This topic contains 2 replies, has 2 voices, and was last updated by  Sarah Johannigmeier 5 months, 2 weeks ago.

  • Author
  • #470651

    Sarah Johannigmeier

    I had question about case study question 1- I was wondering what made D (reassessment 3-4 months with home program) the better answer versus A seeing in outpatient 1x/week. I know there is a huge emphasis on early identification of need of services and addressing motor delays early. I understand you would educate in both scenarios, but is it saying that the TIMP might not correctly identify that there was a true motor delay at age of 1 month corrected age? Or that it is just better to wait until 3 months to get more valid measure? Thanks for any insight!

  • #470700

    Jessica Lewis

    Hello Sarah!

    In this scenario, at one month corrected age the child score in the low average range on the TIMP. Since the infant is not showing any major delays, supporting the family with a home program on areas that the child might be needing more help in would be best in this scenario. In the clinic, if there are any other more concerning signs (ex. asymmetries, abnormal GMA score, etc.), more frequent therapy would definitely warrant increased frequency and a more urgent need for therapy. In this case, no other signs/symptoms were noted in the question, so HEP with scheduled follow-up would be the best plan.

    In the case of the TIMP, it is still a good measure to determine if delays are present at any age. It is just most predictive of future motor delays at approximately 3 months corrected age.
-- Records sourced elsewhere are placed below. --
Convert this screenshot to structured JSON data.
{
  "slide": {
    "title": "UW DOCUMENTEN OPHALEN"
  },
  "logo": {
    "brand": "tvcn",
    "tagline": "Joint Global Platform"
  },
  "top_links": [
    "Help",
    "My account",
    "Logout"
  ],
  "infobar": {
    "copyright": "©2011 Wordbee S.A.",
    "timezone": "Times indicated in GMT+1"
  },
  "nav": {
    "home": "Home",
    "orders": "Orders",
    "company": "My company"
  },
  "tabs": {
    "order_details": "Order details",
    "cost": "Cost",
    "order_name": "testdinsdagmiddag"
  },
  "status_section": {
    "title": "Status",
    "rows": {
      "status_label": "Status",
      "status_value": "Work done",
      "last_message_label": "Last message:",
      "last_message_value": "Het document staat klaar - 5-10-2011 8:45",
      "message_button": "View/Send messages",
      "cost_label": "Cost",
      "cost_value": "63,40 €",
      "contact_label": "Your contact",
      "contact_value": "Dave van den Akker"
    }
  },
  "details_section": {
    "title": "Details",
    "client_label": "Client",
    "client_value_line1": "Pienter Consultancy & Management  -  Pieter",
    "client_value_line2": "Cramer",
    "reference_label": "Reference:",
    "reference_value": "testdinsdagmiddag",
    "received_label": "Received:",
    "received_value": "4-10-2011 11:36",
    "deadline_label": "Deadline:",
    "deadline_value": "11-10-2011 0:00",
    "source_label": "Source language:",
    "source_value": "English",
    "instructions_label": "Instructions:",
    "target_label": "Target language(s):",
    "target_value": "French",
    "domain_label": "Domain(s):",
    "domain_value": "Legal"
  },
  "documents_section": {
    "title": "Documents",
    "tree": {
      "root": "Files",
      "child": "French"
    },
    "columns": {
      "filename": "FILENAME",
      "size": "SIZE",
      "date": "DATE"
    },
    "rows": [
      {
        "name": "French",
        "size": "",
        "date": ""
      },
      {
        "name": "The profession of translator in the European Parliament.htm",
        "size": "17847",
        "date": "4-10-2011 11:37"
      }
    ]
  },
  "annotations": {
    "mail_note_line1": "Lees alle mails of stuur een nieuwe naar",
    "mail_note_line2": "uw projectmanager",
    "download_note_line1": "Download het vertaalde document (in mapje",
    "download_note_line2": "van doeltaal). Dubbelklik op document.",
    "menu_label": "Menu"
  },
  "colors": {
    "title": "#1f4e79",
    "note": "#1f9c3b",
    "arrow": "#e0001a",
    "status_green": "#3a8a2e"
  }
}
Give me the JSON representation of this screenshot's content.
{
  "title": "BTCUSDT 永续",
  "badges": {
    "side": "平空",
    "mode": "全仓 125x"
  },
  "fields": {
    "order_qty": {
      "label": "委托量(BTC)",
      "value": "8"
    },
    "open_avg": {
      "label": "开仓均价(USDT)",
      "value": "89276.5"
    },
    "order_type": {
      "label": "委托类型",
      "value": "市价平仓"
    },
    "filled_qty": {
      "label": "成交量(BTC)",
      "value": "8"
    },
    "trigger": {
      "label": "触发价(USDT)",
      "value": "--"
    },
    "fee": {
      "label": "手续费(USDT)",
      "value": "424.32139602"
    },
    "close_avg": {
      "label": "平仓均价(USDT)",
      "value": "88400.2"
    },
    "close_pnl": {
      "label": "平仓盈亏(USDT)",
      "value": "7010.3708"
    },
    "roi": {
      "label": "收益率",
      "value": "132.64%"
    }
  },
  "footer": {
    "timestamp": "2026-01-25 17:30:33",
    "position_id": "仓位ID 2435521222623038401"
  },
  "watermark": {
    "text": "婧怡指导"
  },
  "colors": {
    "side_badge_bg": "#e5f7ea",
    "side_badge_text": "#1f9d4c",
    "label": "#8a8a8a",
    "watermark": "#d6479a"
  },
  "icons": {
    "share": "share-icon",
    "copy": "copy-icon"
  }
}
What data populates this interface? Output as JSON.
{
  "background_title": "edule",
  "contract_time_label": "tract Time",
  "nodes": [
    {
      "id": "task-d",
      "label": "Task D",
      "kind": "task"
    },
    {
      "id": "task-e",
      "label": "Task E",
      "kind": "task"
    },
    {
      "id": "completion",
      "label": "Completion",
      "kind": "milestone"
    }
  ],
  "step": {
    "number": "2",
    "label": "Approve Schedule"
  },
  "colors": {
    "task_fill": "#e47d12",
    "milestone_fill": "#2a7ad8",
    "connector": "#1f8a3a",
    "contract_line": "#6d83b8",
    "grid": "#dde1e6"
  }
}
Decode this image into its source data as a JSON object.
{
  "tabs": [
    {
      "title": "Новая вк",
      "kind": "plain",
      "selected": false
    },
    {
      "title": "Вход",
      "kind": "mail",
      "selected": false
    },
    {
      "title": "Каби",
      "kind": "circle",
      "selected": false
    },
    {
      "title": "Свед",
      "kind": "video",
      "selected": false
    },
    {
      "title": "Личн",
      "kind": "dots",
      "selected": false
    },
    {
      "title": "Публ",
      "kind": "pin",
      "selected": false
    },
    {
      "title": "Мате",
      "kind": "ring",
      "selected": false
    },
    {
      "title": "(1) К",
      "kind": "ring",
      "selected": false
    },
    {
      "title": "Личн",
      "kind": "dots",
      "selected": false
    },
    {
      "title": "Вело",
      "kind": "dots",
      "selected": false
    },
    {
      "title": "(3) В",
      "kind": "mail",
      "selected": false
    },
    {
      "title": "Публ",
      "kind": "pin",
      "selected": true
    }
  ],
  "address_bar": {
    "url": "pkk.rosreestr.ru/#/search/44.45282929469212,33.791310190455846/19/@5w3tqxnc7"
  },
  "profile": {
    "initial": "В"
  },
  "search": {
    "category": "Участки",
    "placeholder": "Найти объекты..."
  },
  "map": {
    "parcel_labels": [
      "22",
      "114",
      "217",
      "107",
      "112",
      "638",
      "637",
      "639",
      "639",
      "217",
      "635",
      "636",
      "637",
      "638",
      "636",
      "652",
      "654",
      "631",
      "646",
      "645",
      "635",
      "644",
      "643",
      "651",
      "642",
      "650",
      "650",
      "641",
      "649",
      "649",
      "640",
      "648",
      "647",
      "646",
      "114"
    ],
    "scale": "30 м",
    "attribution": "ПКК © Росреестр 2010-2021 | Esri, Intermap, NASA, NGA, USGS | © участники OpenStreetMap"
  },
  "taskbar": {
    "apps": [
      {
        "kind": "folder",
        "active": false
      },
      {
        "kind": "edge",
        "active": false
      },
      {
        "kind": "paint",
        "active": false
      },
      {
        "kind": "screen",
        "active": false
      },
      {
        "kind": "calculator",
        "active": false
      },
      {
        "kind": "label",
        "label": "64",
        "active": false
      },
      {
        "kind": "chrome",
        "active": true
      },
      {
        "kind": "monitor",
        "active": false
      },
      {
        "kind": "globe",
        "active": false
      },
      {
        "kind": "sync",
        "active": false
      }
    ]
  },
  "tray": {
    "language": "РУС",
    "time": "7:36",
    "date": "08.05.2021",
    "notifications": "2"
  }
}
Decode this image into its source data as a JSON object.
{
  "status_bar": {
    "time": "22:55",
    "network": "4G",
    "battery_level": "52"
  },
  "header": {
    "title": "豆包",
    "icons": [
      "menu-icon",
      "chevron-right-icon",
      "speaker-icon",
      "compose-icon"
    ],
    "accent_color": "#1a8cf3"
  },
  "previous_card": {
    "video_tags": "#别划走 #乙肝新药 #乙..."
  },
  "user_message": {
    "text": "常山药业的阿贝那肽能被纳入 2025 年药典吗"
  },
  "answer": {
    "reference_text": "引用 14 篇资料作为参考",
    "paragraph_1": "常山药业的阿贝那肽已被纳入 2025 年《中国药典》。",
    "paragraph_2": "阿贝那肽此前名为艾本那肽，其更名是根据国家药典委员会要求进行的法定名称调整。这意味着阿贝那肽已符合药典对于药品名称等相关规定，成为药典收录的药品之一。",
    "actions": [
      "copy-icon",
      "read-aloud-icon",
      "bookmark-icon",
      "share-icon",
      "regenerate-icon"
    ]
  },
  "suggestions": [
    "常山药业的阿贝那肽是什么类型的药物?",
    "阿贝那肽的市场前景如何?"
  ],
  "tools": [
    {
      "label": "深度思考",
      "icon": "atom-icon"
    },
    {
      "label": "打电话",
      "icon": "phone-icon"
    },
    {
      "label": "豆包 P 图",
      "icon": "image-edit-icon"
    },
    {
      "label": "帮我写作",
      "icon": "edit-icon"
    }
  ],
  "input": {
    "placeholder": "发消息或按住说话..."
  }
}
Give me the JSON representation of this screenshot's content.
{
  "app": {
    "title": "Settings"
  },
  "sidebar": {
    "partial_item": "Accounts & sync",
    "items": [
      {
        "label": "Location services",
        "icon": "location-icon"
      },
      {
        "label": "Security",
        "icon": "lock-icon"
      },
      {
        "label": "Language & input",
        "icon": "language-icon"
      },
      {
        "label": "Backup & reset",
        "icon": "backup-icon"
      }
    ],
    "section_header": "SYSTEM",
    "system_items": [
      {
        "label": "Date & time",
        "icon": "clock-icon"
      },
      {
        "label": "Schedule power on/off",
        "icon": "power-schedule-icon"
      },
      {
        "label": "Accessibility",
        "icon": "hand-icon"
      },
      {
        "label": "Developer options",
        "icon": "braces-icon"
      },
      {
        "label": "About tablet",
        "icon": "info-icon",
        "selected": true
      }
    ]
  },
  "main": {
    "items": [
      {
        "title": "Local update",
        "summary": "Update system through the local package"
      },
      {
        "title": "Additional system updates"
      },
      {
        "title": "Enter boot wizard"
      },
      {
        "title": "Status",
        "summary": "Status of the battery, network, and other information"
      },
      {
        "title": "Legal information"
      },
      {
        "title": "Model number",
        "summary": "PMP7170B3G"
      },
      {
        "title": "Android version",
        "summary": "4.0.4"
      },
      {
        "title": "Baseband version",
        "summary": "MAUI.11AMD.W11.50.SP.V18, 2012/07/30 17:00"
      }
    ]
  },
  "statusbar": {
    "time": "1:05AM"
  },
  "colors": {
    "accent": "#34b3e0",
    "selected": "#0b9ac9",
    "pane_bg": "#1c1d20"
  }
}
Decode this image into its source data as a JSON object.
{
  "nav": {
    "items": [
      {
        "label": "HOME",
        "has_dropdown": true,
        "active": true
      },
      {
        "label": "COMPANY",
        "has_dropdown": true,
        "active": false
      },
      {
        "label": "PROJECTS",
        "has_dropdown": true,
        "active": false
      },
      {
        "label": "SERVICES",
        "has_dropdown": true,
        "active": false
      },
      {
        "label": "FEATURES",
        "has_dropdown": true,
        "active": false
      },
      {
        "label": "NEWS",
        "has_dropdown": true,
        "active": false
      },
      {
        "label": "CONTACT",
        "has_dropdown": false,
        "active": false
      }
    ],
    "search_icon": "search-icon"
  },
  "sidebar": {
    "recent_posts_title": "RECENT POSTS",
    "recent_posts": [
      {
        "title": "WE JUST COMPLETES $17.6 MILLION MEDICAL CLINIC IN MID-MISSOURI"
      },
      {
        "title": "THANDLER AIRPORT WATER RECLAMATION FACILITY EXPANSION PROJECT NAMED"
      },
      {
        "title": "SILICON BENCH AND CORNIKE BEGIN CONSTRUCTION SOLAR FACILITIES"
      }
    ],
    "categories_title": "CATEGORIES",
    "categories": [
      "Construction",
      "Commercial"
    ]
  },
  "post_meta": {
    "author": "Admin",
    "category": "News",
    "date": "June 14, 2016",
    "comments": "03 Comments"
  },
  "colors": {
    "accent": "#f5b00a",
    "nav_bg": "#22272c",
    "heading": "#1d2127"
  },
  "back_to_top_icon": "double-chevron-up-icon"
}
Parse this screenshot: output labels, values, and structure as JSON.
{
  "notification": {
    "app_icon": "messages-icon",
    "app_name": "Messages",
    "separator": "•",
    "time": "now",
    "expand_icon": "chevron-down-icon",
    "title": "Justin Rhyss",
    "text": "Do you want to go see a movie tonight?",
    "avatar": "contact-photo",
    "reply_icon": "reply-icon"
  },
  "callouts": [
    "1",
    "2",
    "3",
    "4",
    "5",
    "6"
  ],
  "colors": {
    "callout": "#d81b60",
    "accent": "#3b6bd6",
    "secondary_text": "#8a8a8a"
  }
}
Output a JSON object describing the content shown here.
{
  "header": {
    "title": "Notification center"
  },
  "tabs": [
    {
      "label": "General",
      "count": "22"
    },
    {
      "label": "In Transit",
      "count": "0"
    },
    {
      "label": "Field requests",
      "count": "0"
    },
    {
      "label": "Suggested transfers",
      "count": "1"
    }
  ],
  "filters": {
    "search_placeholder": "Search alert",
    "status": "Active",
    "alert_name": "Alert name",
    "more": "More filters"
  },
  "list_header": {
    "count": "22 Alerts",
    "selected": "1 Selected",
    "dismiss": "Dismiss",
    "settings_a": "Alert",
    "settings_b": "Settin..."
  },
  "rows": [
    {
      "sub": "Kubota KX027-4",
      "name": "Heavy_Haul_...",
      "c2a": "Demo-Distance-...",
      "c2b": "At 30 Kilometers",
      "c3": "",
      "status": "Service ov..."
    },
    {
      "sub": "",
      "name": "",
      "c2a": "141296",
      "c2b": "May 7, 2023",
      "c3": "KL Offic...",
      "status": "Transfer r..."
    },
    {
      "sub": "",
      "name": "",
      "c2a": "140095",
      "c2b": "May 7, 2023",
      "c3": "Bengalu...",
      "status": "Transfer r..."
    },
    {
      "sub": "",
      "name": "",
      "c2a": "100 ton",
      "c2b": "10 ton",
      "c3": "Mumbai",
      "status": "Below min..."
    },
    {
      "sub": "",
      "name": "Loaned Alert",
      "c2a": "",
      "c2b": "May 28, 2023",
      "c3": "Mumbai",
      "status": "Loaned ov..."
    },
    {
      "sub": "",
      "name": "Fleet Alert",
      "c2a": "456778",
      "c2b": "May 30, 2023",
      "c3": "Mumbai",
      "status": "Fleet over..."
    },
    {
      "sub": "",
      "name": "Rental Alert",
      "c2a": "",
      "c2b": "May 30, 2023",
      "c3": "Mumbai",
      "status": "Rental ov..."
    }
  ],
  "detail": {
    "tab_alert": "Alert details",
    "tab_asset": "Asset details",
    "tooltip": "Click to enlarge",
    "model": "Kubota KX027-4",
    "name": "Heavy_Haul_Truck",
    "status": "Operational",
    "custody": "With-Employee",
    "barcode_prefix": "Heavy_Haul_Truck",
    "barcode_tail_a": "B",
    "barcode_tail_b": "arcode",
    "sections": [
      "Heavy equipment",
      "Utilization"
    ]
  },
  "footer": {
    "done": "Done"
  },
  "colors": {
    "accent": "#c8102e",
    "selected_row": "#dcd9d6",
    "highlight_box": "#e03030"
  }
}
  • #471143

    Sarah Johannigmeier

    Thanks for the explanation!

You must be logged in to reply to this topic.